▶ [About this exercise]:
Reproduce all of the entries below exactly, without images.

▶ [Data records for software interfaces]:

----

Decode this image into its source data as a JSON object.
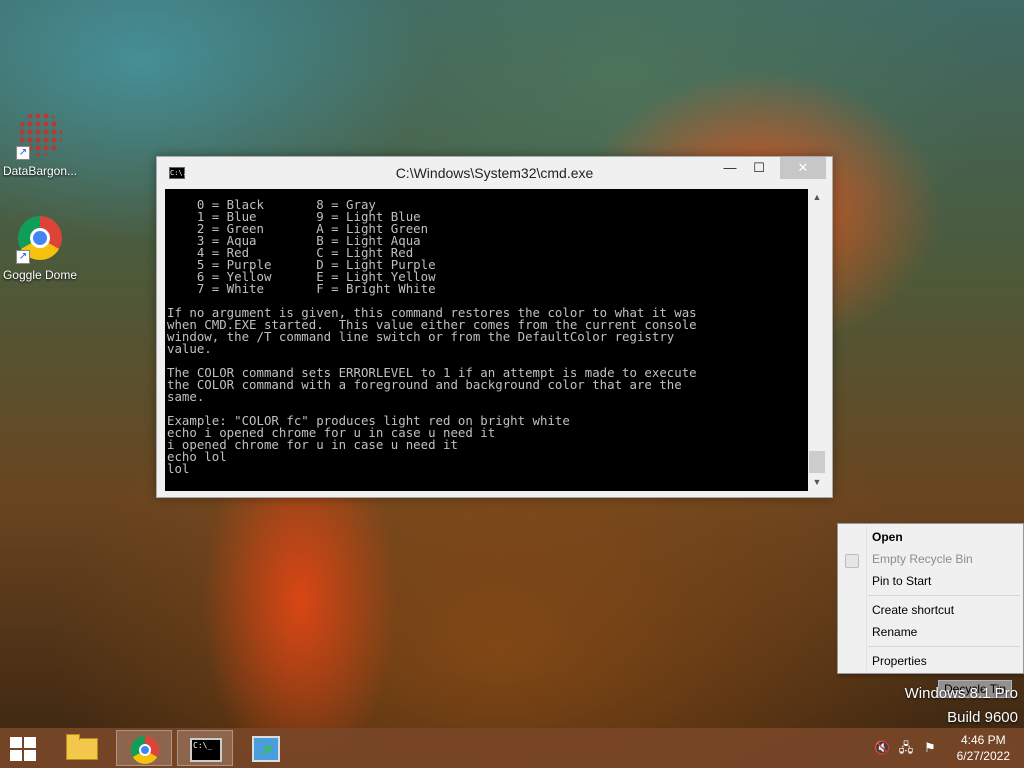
{
  "desktop": {
    "icons": [
      {
        "label": "DataBargon..."
      },
      {
        "label": "Goggle Dome"
      }
    ],
    "recycle_label": "Decycle Tin",
    "watermark_line1": "Windows 8.1 Pro",
    "watermark_line2": "Build 9600"
  },
  "cmd_window": {
    "title": "C:\\Windows\\System32\\cmd.exe",
    "icon_text": "C:\\.",
    "console_text": "    0 = Black       8 = Gray\n    1 = Blue        9 = Light Blue\n    2 = Green       A = Light Green\n    3 = Aqua        B = Light Aqua\n    4 = Red         C = Light Red\n    5 = Purple      D = Light Purple\n    6 = Yellow      E = Light Yellow\n    7 = White       F = Bright White\n\nIf no argument is given, this command restores the color to what it was\nwhen CMD.EXE started.  This value either comes from the current console\nwindow, the /T command line switch or from the DefaultColor registry\nvalue.\n\nThe COLOR command sets ERRORLEVEL to 1 if an attempt is made to execute\nthe COLOR command with a foreground and background color that are the\nsame.\n\nExample: \"COLOR fc\" produces light red on bright white\necho i opened chrome for u in case u need it\ni opened chrome for u in case u need it\necho lol\nlol",
    "buttons": {
      "minimize": "—",
      "maximize": "☐",
      "close": "✕"
    },
    "scroll_up": "▲",
    "scroll_down": "▼"
  },
  "context_menu": {
    "items": [
      {
        "label": "Open"
      },
      {
        "label": "Empty Recycle Bin"
      },
      {
        "label": "Pin to Start"
      },
      {
        "label": "Create shortcut"
      },
      {
        "label": "Rename"
      },
      {
        "label": "Properties"
      }
    ]
  },
  "taskbar": {
    "cmd_icon_text": "C:\\_",
    "tray": {
      "volume": "🔇",
      "network": "🖧",
      "flag": "⚑"
    },
    "clock_time": "4:46 PM",
    "clock_date": "6/27/2022"
  }
}
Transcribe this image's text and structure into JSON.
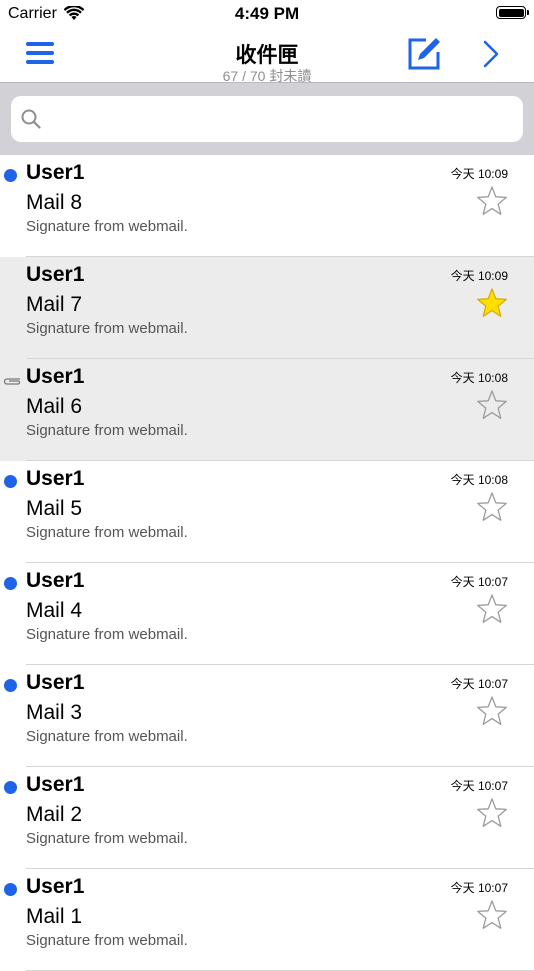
{
  "status_bar": {
    "carrier": "Carrier",
    "time": "4:49 PM"
  },
  "nav": {
    "title": "收件匣",
    "subtitle": "67 / 70 封未讀"
  },
  "search": {
    "placeholder": ""
  },
  "colors": {
    "accent": "#1f63e8",
    "unread_dot": "#1f63e8",
    "star_filled": "#ffde00",
    "star_empty": "#9b9b9b"
  },
  "mails": [
    {
      "sender": "User1",
      "subject": "Mail 8",
      "preview": "Signature from webmail.",
      "time": "今天 10:09",
      "unread": true,
      "starred": false,
      "attachment": false,
      "highlighted": false
    },
    {
      "sender": "User1",
      "subject": "Mail 7",
      "preview": "Signature from webmail.",
      "time": "今天 10:09",
      "unread": false,
      "starred": true,
      "attachment": false,
      "highlighted": true
    },
    {
      "sender": "User1",
      "subject": "Mail 6",
      "preview": "Signature from webmail.",
      "time": "今天 10:08",
      "unread": false,
      "starred": false,
      "attachment": true,
      "highlighted": true
    },
    {
      "sender": "User1",
      "subject": "Mail 5",
      "preview": "Signature from webmail.",
      "time": "今天 10:08",
      "unread": true,
      "starred": false,
      "attachment": false,
      "highlighted": false
    },
    {
      "sender": "User1",
      "subject": "Mail 4",
      "preview": "Signature from webmail.",
      "time": "今天 10:07",
      "unread": true,
      "starred": false,
      "attachment": false,
      "highlighted": false
    },
    {
      "sender": "User1",
      "subject": "Mail 3",
      "preview": "Signature from webmail.",
      "time": "今天 10:07",
      "unread": true,
      "starred": false,
      "attachment": false,
      "highlighted": false
    },
    {
      "sender": "User1",
      "subject": "Mail 2",
      "preview": "Signature from webmail.",
      "time": "今天 10:07",
      "unread": true,
      "starred": false,
      "attachment": false,
      "highlighted": false
    },
    {
      "sender": "User1",
      "subject": "Mail 1",
      "preview": "Signature from webmail.",
      "time": "今天 10:07",
      "unread": true,
      "starred": false,
      "attachment": false,
      "highlighted": false
    }
  ]
}
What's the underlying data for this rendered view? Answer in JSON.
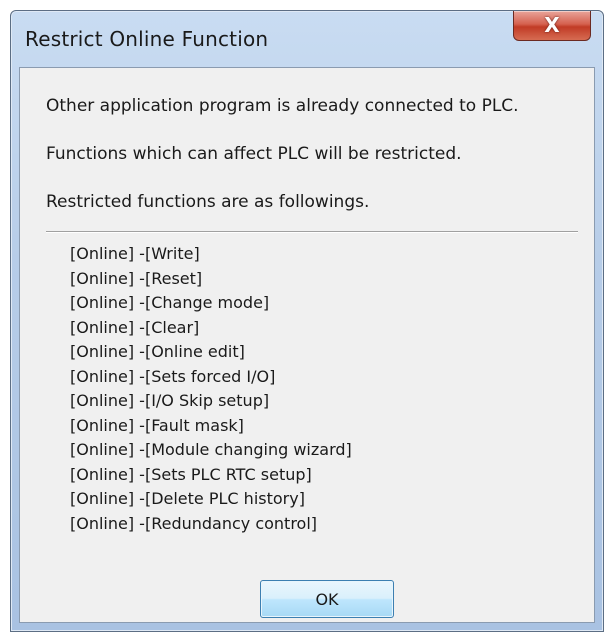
{
  "dialog": {
    "title": "Restrict Online Function",
    "close_icon": "X"
  },
  "messages": [
    "Other application program is already connected to PLC.",
    "Functions which can affect PLC will be restricted.",
    "Restricted functions are as followings."
  ],
  "restricted_functions": [
    "[Online] -[Write]",
    "[Online] -[Reset]",
    "[Online] -[Change mode]",
    "[Online] -[Clear]",
    "[Online] -[Online edit]",
    "[Online] -[Sets forced I/O]",
    "[Online] -[I/O Skip setup]",
    "[Online] -[Fault mask]",
    "[Online] -[Module changing wizard]",
    "[Online] -[Sets PLC RTC setup]",
    "[Online] -[Delete PLC history]",
    "[Online] -[Redundancy control]"
  ],
  "buttons": {
    "ok_label": "OK"
  }
}
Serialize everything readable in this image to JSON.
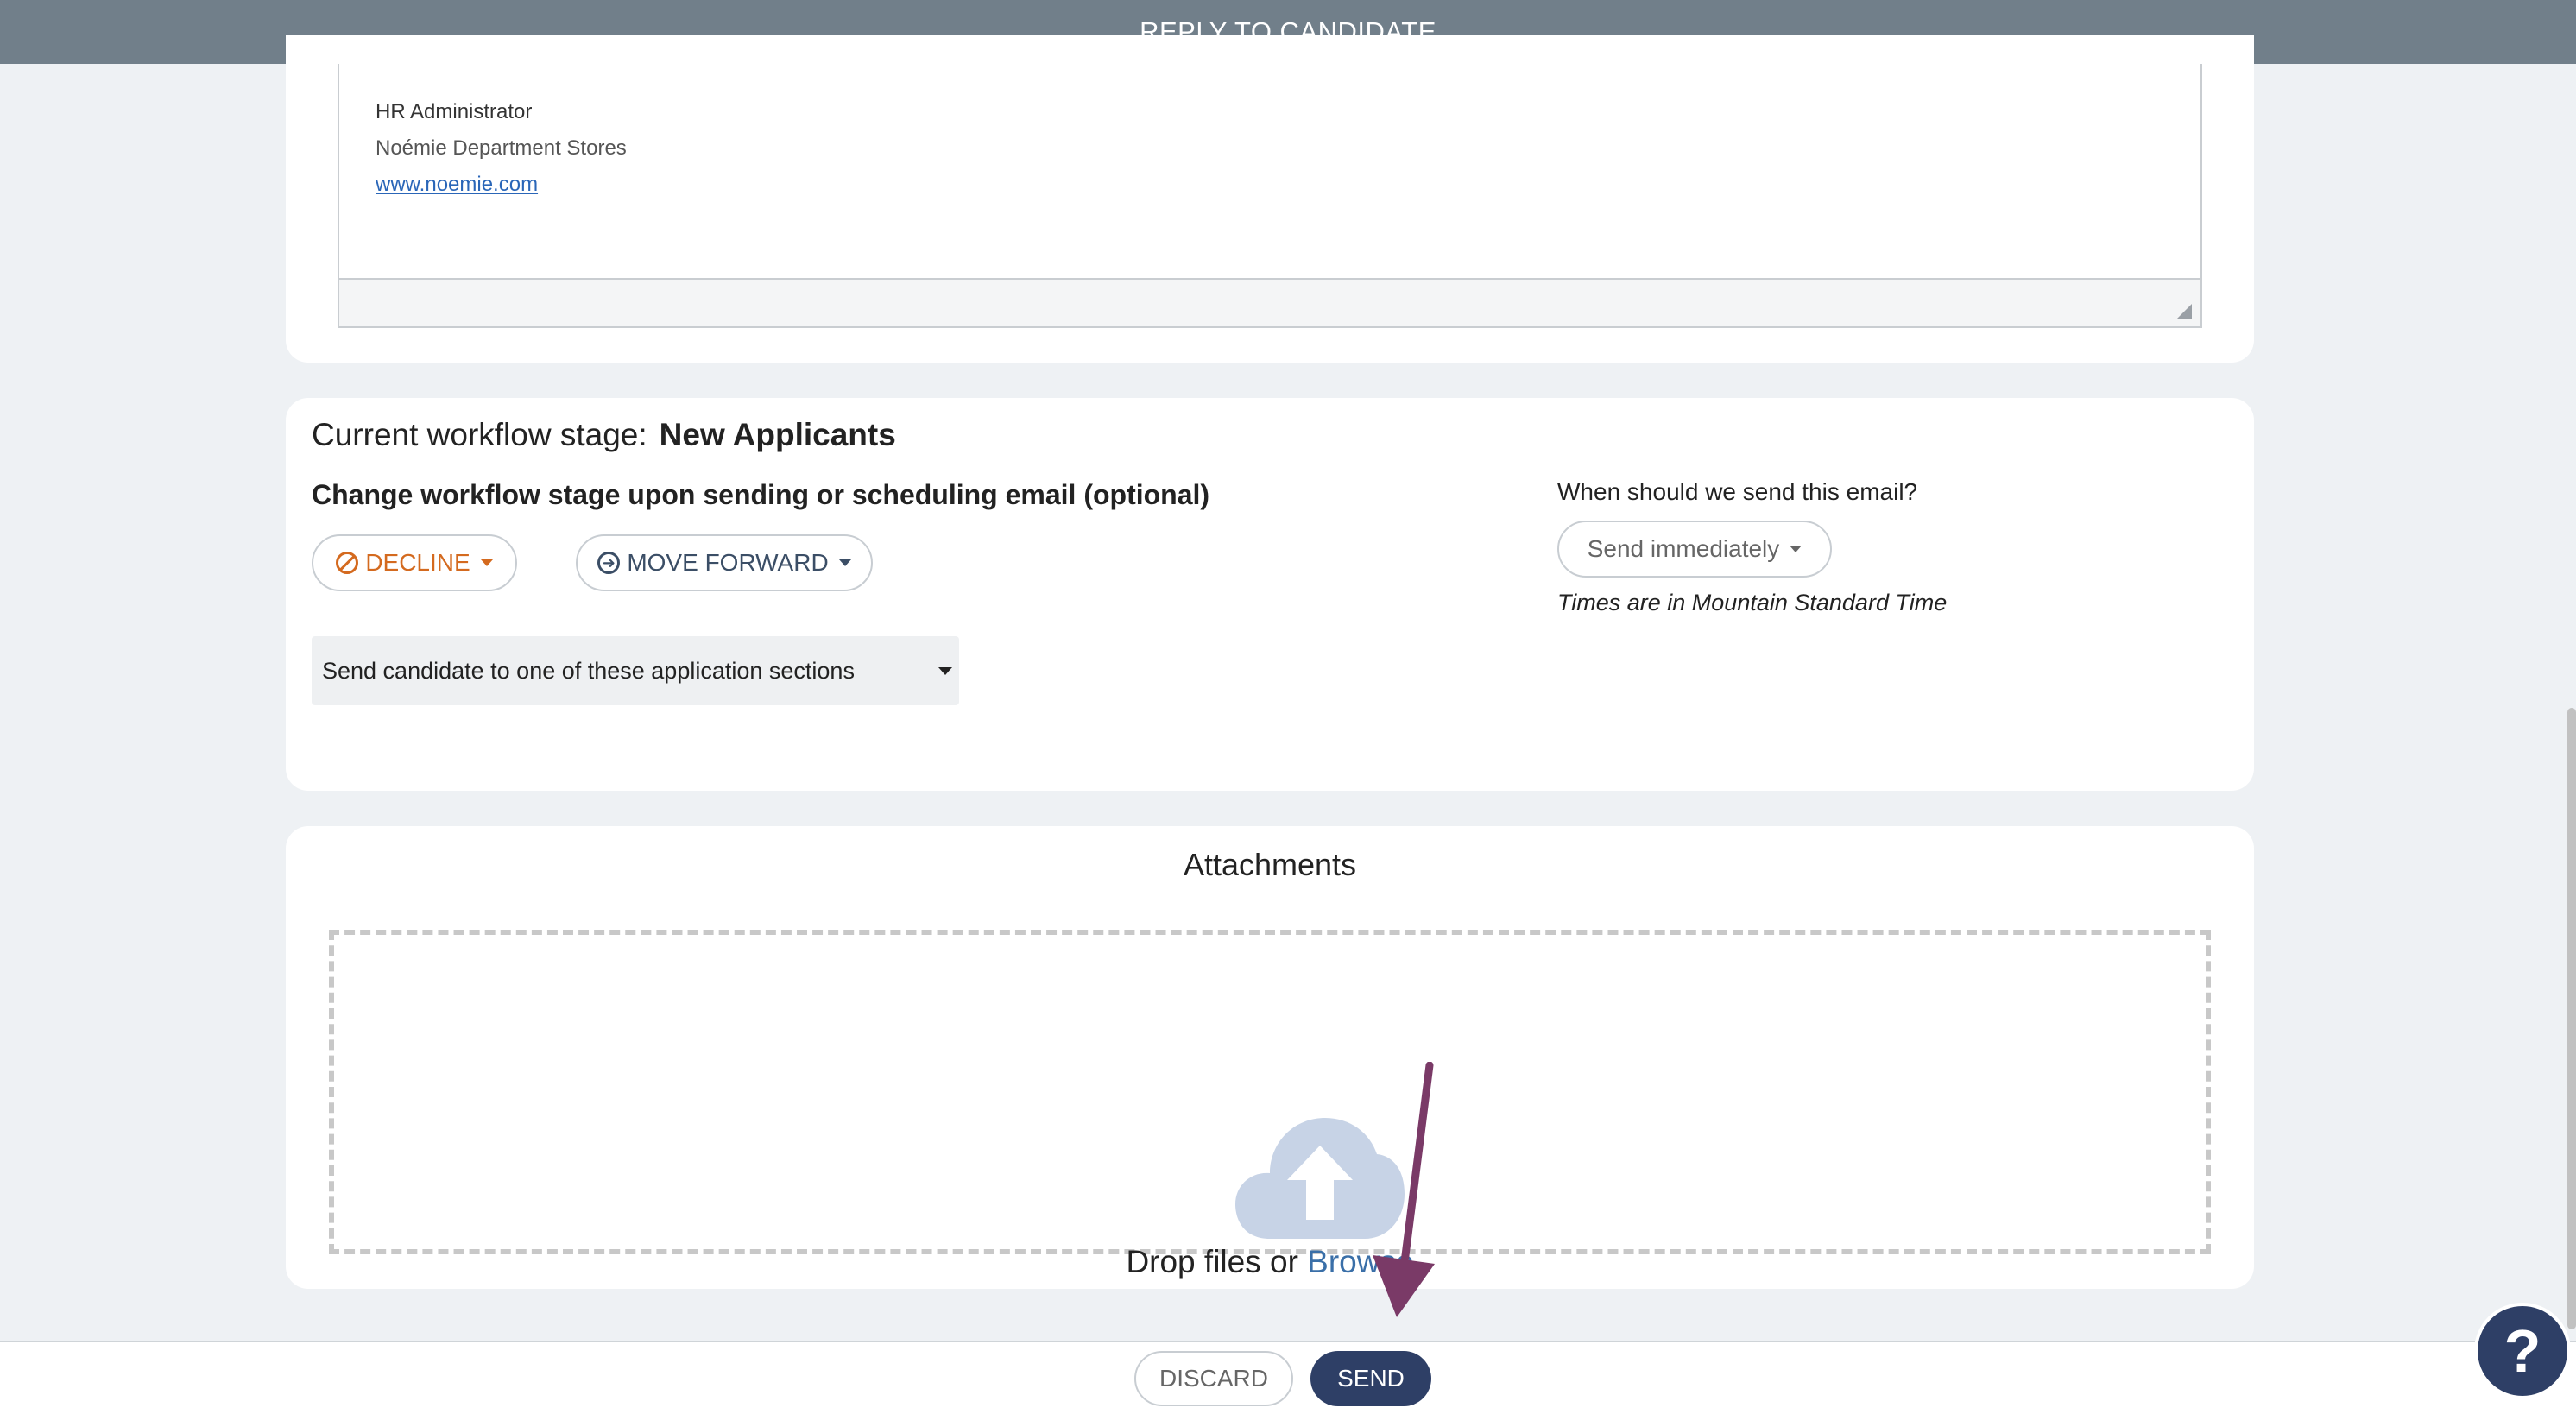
{
  "header": {
    "title": "REPLY TO CANDIDATE"
  },
  "signature": {
    "role": "HR Administrator",
    "company": "Noémie Department Stores",
    "website": "www.noemie.com "
  },
  "workflow": {
    "current_label": "Current workflow stage:",
    "current_stage": "New Applicants",
    "change_label": "Change workflow stage upon sending or scheduling email (optional)",
    "decline_label": "DECLINE",
    "move_forward_label": "MOVE FORWARD",
    "section_select_value": "Send candidate to one of these application sections",
    "when_label": "When should we send this email?",
    "schedule_value": "Send immediately",
    "timezone_note": "Times are in Mountain Standard Time"
  },
  "attachments": {
    "title": "Attachments",
    "drop_text": "Drop files or ",
    "browse_label": "Browse"
  },
  "footer": {
    "discard_label": "DISCARD",
    "send_label": "SEND"
  },
  "help": {
    "label": "?"
  },
  "colors": {
    "header_bg": "#717f8a",
    "decline": "#d46a1f",
    "primary": "#2e3f66",
    "annotation_arrow": "#7a3a67",
    "link": "#2a66b8"
  }
}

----

▶ [Your response]:
Decode this image into its source data as a JSON object.
{
  "desktop": {
    "icons": [
      {
        "label": "DataBargon..."
      },
      {
        "label": "Goggle Dome"
      }
    ],
    "recycle_label": "Decycle Tin",
    "watermark_line1": "Windows 8.1 Pro",
    "watermark_line2": "Build 9600"
  },
  "cmd_window": {
    "title": "C:\\Windows\\System32\\cmd.exe",
    "icon_text": "C:\\.",
    "console_text": "    0 = Black       8 = Gray\n    1 = Blue        9 = Light Blue\n    2 = Green       A = Light Green\n    3 = Aqua        B = Light Aqua\n    4 = Red         C = Light Red\n    5 = Purple      D = Light Purple\n    6 = Yellow      E = Light Yellow\n    7 = White       F = Bright White\n\nIf no argument is given, this command restores the color to what it was\nwhen CMD.EXE started.  This value either comes from the current console\nwindow, the /T command line switch or from the DefaultColor registry\nvalue.\n\nThe COLOR command sets ERRORLEVEL to 1 if an attempt is made to execute\nthe COLOR command with a foreground and background color that are the\nsame.\n\nExample: \"COLOR fc\" produces light red on bright white\necho i opened chrome for u in case u need it\ni opened chrome for u in case u need it\necho lol\nlol",
    "buttons": {
      "minimize": "—",
      "maximize": "☐",
      "close": "✕"
    },
    "scroll_up": "▲",
    "scroll_down": "▼"
  },
  "context_menu": {
    "items": [
      {
        "label": "Open"
      },
      {
        "label": "Empty Recycle Bin"
      },
      {
        "label": "Pin to Start"
      },
      {
        "label": "Create shortcut"
      },
      {
        "label": "Rename"
      },
      {
        "label": "Properties"
      }
    ]
  },
  "taskbar": {
    "cmd_icon_text": "C:\\_",
    "tray": {
      "volume": "🔇",
      "network": "🖧",
      "flag": "⚑"
    },
    "clock_time": "4:46 PM",
    "clock_date": "6/27/2022"
  }
}
Transcribe this image's text and structure into JSON.
{
  "status_bar": {
    "carrier": "Carrier",
    "time": "4:49 PM"
  },
  "nav": {
    "title": "收件匣",
    "subtitle": "67 / 70 封未讀"
  },
  "search": {
    "placeholder": ""
  },
  "colors": {
    "accent": "#1f63e8",
    "unread_dot": "#1f63e8",
    "star_filled": "#ffde00",
    "star_empty": "#9b9b9b"
  },
  "mails": [
    {
      "sender": "User1",
      "subject": "Mail 8",
      "preview": "Signature from webmail.",
      "time": "今天 10:09",
      "unread": true,
      "starred": false,
      "attachment": false,
      "highlighted": false
    },
    {
      "sender": "User1",
      "subject": "Mail 7",
      "preview": "Signature from webmail.",
      "time": "今天 10:09",
      "unread": false,
      "starred": true,
      "attachment": false,
      "highlighted": true
    },
    {
      "sender": "User1",
      "subject": "Mail 6",
      "preview": "Signature from webmail.",
      "time": "今天 10:08",
      "unread": false,
      "starred": false,
      "attachment": true,
      "highlighted": true
    },
    {
      "sender": "User1",
      "subject": "Mail 5",
      "preview": "Signature from webmail.",
      "time": "今天 10:08",
      "unread": true,
      "starred": false,
      "attachment": false,
      "highlighted": false
    },
    {
      "sender": "User1",
      "subject": "Mail 4",
      "preview": "Signature from webmail.",
      "time": "今天 10:07",
      "unread": true,
      "starred": false,
      "attachment": false,
      "highlighted": false
    },
    {
      "sender": "User1",
      "subject": "Mail 3",
      "preview": "Signature from webmail.",
      "time": "今天 10:07",
      "unread": true,
      "starred": false,
      "attachment": false,
      "highlighted": false
    },
    {
      "sender": "User1",
      "subject": "Mail 2",
      "preview": "Signature from webmail.",
      "time": "今天 10:07",
      "unread": true,
      "starred": false,
      "attachment": false,
      "highlighted": false
    },
    {
      "sender": "User1",
      "subject": "Mail 1",
      "preview": "Signature from webmail.",
      "time": "今天 10:07",
      "unread": true,
      "starred": false,
      "attachment": false,
      "highlighted": false
    }
  ]
}
What's the underlying data for this rendered view? Answer in JSON.
{
  "dialog": {
    "title": "Restrict Online Function",
    "close_icon": "X"
  },
  "messages": [
    "Other application program is already connected to PLC.",
    "Functions which can affect PLC will be restricted.",
    "Restricted functions are as followings."
  ],
  "restricted_functions": [
    "[Online] -[Write]",
    "[Online] -[Reset]",
    "[Online] -[Change mode]",
    "[Online] -[Clear]",
    "[Online] -[Online edit]",
    "[Online] -[Sets forced I/O]",
    "[Online] -[I/O Skip setup]",
    "[Online] -[Fault mask]",
    "[Online] -[Module changing wizard]",
    "[Online] -[Sets PLC RTC setup]",
    "[Online] -[Delete PLC history]",
    "[Online] -[Redundancy control]"
  ],
  "buttons": {
    "ok_label": "OK"
  }
}
Serialize everything readable in this image to JSON.
{
  "header": {
    "title": "REPLY TO CANDIDATE"
  },
  "signature": {
    "role": "HR Administrator",
    "company": "Noémie Department Stores",
    "website": "www.noemie.com "
  },
  "workflow": {
    "current_label": "Current workflow stage:",
    "current_stage": "New Applicants",
    "change_label": "Change workflow stage upon sending or scheduling email (optional)",
    "decline_label": "DECLINE",
    "move_forward_label": "MOVE FORWARD",
    "section_select_value": "Send candidate to one of these application sections",
    "when_label": "When should we send this email?",
    "schedule_value": "Send immediately",
    "timezone_note": "Times are in Mountain Standard Time"
  },
  "attachments": {
    "title": "Attachments",
    "drop_text": "Drop files or ",
    "browse_label": "Browse"
  },
  "footer": {
    "discard_label": "DISCARD",
    "send_label": "SEND"
  },
  "help": {
    "label": "?"
  },
  "colors": {
    "header_bg": "#717f8a",
    "decline": "#d46a1f",
    "primary": "#2e3f66",
    "annotation_arrow": "#7a3a67",
    "link": "#2a66b8"
  }
}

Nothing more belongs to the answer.